### Exercise objective
Lines containing "date": state how many there are in these entries, and write only that number.

### Data records
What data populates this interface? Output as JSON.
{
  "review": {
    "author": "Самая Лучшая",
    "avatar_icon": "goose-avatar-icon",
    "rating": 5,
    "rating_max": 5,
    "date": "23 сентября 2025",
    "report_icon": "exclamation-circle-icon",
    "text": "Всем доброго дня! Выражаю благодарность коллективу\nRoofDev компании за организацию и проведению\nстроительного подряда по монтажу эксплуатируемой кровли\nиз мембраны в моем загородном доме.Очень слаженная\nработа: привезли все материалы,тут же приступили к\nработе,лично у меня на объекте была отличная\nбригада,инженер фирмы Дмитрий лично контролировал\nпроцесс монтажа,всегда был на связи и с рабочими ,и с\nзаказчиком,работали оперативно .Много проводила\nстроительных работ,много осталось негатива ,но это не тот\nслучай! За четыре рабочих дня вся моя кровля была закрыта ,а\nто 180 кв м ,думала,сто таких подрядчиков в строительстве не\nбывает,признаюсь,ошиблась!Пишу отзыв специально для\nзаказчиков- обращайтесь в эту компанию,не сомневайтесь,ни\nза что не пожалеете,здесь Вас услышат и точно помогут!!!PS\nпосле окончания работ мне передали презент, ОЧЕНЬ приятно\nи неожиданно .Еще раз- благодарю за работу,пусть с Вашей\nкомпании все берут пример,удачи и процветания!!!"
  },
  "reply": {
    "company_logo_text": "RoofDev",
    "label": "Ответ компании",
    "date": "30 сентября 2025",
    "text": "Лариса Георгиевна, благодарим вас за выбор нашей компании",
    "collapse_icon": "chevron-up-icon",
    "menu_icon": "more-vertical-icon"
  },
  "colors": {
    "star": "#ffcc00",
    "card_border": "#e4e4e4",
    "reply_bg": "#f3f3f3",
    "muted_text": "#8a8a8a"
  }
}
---
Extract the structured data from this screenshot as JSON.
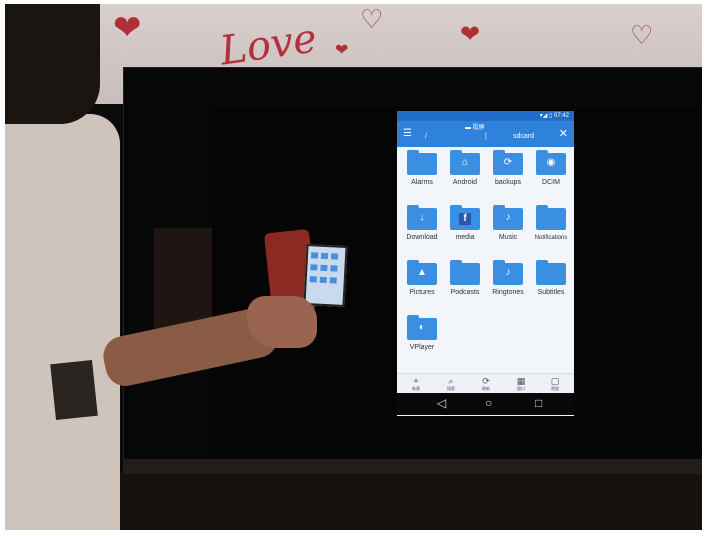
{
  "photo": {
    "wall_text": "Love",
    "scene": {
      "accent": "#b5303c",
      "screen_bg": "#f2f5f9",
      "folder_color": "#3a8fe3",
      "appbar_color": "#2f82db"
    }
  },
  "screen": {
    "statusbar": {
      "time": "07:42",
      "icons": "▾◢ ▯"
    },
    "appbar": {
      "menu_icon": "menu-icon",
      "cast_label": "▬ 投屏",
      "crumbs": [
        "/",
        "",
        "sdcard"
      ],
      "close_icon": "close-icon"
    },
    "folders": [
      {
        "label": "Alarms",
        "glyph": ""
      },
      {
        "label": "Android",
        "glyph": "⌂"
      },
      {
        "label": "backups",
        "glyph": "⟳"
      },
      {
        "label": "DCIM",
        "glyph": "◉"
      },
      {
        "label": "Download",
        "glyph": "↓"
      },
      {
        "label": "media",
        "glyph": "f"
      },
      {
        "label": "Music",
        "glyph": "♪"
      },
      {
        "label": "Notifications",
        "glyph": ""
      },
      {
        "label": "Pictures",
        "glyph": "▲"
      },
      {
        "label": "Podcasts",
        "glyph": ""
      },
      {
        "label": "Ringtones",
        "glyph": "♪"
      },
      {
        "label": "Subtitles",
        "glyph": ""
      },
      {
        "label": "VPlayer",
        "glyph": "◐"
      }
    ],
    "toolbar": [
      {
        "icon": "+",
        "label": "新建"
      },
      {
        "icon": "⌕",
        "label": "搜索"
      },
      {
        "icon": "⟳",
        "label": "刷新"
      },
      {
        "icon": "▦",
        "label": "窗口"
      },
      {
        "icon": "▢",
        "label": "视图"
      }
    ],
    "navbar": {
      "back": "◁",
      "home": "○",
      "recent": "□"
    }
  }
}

### Output of the exercise
2